Case 2: A client of a disability service requested that Nell, the social worker, arrange respite care for her child, as she was no longer able to cope. No respite care was available due to lack of resources. Nell decided to covertly assist the mother to "abandon" the child so that she could receive emergency respite. The ethical dilemma, as framed by Nell, was that she assisted the mother to deceive the government, placing the client in a potentially difficult situation, and putting her own job at risk in the process. Was this the right thing to do? The ethical thing to do?

Having to face such ethical dilemmas regularly can bring a lot of pressure on the practitioner. Hawkins and Shotet (1989) drew explicit links between work-related stress and moral indecision, claiming that stress caused by moral indecision may manifest on the emotional, cognitive, behavioural and physical levels, and could affect front-line workers either personally and/or professionally.
Healthcare Practitioners need to be mindful of the risks inherent in dealing with ethical dilemmas in direct practice settings. As ethical dilemmas, by their very nature, involve a conflict of principles, social workers need to be clear about what principles are underpinning quality practice, and the professional responses that are expected by colleagues, managers, employers, and clients.

Social workers are strongly urged to consult others, to evaluate personal and professional value positions, to establish the legal, organizational and policy context, and have a sound working knowledge of ethical codes and standards of conduct (Congress 1999, Loewenberg, Dolgoff and Harrington 2001)

(McAuliffe, 2005).
Question No.5. Which of the following are violations which can result in the suspension, revocation or denial of a license or registration:

a. Securing a license or registration dishonestly
b. Gross negligence or incompetence
c. Engaging in sexual relations with a client
d. Failure to maintain confidentiality, except as permitted by law
e. All of the above

Question No.6. Because there are innumerable ways to violate appropriate practices, the ethical codes are not meant to be an exhaustive list of rules, but rather values and principles that guide healthcare practitioners in their providing of services:

a. True
b. False

Question No.7.Psychotherapy is the use of psychosocial methods within a professional relationship:

a. To assist the person or persons to achieve a better psychosocial adaptation
b. To train employees in their privacy procedures
c. Both a and b
d. None of these

Question No.8. A code of ethics can guarantee ethical behavior.True/ False?

Question No.9.Professional organizations that develop and revise codes of ethics to licensed professionals are:

a. The National Association of Social Workers (NASW)
b. The American Association of Marriage and Family Therapists (AAMFT)
c. The American Nursing Association (ANA)
d. All of these

Question No.10. An extreme departure from the standard of nursing care which, the nurse knew, or should have known, could have jeopardized the client's health or life."

a Gross negligence
b. Incompetence
c. Counter-transference
d. Transference

Question No.11.According to Reamer, in resolving ethical dilemmas, which of these would receive the lowest ranking of importance for the healthcare practitioner in making a decision:

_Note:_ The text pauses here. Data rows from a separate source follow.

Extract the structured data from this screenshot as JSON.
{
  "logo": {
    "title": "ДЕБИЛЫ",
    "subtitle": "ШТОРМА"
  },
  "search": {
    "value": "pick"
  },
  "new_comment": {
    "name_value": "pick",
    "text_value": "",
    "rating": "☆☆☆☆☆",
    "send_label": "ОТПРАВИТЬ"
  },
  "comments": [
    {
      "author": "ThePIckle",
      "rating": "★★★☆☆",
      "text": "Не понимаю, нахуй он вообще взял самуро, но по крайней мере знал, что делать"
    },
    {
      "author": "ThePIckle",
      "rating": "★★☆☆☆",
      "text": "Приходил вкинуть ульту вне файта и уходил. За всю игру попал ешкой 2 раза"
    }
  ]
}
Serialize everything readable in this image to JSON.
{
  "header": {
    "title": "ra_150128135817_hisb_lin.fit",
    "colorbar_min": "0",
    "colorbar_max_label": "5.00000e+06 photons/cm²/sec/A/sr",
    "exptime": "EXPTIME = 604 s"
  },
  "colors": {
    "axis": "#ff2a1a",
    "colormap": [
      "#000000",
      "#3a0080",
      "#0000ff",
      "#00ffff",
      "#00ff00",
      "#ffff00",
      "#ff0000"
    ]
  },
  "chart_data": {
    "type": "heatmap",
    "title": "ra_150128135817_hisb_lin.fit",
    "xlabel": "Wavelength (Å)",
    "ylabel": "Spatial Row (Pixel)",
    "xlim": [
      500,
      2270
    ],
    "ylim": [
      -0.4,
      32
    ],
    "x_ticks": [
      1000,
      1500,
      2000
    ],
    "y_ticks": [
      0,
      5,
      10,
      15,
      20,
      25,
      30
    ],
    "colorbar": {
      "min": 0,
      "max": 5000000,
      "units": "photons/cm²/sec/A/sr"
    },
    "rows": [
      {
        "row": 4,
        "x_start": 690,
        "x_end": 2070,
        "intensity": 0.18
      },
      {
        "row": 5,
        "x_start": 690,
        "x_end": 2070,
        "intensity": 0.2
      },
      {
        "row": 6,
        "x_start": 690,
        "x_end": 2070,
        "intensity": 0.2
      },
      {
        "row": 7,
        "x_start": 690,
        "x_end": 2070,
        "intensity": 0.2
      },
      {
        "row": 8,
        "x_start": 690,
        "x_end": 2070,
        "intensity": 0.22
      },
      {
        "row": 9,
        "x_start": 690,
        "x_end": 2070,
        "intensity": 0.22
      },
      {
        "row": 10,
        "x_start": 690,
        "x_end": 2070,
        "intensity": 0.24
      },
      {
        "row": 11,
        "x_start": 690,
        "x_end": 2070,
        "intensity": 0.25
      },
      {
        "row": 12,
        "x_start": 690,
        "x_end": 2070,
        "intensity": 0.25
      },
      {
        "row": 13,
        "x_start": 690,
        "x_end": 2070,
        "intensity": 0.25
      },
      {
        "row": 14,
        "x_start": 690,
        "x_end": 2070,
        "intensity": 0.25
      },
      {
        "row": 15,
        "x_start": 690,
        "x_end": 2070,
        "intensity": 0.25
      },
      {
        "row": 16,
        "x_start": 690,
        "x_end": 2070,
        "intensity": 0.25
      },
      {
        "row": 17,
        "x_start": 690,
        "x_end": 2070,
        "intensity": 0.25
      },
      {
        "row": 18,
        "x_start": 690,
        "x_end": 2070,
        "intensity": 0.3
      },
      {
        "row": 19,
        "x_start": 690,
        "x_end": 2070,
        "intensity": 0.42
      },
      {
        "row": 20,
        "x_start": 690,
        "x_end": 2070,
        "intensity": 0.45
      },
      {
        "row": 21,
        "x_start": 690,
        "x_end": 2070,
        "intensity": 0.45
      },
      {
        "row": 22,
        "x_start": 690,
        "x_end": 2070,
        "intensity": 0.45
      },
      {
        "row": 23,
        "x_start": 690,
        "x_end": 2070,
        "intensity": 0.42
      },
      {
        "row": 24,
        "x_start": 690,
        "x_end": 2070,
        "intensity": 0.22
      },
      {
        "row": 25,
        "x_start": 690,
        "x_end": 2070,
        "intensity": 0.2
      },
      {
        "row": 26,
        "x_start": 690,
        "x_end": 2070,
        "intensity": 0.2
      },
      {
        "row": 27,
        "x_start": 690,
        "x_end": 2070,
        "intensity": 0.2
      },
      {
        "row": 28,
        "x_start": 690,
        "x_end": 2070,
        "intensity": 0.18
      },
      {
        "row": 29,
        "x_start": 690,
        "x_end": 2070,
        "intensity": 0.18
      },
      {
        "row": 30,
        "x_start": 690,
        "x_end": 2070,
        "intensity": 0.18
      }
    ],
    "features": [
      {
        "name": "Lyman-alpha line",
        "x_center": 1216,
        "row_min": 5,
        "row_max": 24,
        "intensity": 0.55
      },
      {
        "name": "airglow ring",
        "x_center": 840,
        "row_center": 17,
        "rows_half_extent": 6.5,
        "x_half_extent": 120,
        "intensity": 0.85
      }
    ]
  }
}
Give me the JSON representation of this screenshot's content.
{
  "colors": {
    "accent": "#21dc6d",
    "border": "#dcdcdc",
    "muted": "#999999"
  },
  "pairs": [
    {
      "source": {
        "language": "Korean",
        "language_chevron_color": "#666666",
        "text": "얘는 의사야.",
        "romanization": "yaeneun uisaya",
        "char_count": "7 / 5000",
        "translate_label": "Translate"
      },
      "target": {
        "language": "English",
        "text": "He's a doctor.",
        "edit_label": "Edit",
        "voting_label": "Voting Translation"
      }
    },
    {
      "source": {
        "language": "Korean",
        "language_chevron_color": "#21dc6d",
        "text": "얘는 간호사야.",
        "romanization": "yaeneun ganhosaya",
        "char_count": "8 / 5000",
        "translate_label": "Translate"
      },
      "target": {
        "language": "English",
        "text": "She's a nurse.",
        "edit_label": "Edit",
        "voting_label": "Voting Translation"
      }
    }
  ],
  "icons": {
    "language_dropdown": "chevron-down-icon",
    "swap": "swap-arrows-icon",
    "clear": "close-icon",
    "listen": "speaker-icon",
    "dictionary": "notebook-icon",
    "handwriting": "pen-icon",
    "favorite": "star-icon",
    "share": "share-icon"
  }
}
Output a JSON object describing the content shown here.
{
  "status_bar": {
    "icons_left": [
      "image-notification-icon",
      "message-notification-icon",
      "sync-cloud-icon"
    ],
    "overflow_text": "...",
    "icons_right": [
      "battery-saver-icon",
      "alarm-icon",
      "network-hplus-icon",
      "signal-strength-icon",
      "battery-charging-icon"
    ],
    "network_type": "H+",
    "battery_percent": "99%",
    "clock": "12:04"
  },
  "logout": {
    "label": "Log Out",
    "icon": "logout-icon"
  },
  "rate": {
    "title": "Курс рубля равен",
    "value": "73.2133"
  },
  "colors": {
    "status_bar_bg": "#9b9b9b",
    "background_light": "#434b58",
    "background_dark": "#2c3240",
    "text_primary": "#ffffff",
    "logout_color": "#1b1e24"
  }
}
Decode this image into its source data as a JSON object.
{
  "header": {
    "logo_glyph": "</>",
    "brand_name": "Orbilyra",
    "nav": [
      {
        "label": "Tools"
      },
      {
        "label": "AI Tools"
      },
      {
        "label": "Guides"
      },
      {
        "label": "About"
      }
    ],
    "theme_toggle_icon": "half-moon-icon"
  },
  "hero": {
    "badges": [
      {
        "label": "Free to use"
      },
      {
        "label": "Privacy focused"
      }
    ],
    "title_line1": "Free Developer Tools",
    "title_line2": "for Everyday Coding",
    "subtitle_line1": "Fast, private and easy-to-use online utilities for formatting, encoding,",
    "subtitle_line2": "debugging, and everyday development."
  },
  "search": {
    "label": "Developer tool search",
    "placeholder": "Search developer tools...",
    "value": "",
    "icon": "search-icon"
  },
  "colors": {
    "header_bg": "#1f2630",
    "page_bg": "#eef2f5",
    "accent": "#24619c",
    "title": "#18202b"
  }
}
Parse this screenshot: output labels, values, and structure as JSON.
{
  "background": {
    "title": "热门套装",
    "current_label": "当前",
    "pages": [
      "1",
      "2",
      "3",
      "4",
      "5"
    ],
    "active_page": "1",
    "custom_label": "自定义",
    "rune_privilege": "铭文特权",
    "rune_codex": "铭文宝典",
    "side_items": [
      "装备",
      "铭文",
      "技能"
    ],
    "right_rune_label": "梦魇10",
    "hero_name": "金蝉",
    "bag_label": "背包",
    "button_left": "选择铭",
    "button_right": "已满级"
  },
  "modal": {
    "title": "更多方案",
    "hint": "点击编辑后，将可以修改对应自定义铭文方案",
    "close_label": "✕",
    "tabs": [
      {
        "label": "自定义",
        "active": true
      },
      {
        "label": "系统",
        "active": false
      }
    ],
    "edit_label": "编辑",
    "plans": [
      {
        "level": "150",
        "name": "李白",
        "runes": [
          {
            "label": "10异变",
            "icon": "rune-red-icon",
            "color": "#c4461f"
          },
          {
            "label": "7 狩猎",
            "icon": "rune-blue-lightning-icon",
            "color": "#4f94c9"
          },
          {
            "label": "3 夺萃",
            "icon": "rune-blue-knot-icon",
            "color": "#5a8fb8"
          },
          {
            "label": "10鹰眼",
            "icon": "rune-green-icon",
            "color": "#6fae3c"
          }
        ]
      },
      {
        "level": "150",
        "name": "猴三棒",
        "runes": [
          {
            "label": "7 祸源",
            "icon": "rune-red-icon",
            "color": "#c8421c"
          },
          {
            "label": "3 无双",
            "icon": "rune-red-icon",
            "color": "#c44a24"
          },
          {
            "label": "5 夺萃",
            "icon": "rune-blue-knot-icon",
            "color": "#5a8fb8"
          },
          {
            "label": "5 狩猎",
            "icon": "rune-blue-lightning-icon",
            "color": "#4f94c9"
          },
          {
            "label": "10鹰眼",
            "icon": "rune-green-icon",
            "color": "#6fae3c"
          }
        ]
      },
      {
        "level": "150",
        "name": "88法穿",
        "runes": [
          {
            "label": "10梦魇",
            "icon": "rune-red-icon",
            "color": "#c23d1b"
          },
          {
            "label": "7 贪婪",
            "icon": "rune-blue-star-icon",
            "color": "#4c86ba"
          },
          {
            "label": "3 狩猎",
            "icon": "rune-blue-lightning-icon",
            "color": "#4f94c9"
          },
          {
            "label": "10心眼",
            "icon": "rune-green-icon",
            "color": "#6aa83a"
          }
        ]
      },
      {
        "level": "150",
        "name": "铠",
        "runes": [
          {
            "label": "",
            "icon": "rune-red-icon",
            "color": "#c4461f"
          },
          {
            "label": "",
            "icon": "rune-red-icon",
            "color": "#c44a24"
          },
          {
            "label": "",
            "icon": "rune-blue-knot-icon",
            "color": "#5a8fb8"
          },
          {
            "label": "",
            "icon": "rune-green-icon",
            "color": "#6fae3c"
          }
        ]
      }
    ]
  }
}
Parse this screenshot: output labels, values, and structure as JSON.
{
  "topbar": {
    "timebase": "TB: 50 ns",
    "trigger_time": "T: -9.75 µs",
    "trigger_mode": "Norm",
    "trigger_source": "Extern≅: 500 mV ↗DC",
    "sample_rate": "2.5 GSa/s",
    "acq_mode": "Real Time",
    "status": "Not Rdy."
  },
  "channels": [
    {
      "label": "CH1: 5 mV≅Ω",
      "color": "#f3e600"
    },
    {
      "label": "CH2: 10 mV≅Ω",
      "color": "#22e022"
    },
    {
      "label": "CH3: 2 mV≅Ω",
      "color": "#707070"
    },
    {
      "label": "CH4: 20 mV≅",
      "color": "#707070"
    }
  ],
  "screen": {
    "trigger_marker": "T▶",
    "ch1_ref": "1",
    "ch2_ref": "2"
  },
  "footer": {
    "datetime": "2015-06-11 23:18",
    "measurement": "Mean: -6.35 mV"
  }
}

a. Physical Health
b. Shelter
c. Recreational activites
d. Basic mental equilibrium

Question No.12.According to Mechanic, values of social workers:

a. Are best and should be imposed upon their clients
b. Are all the same
c. Must be kept secret at all costs
d. Will be evident in therapy
Laws and Ethics Course > Chapter 3 - LCSW, MFT and Nursing Corporations
Page Last Modified On: October 10, 2015, 03:51 AM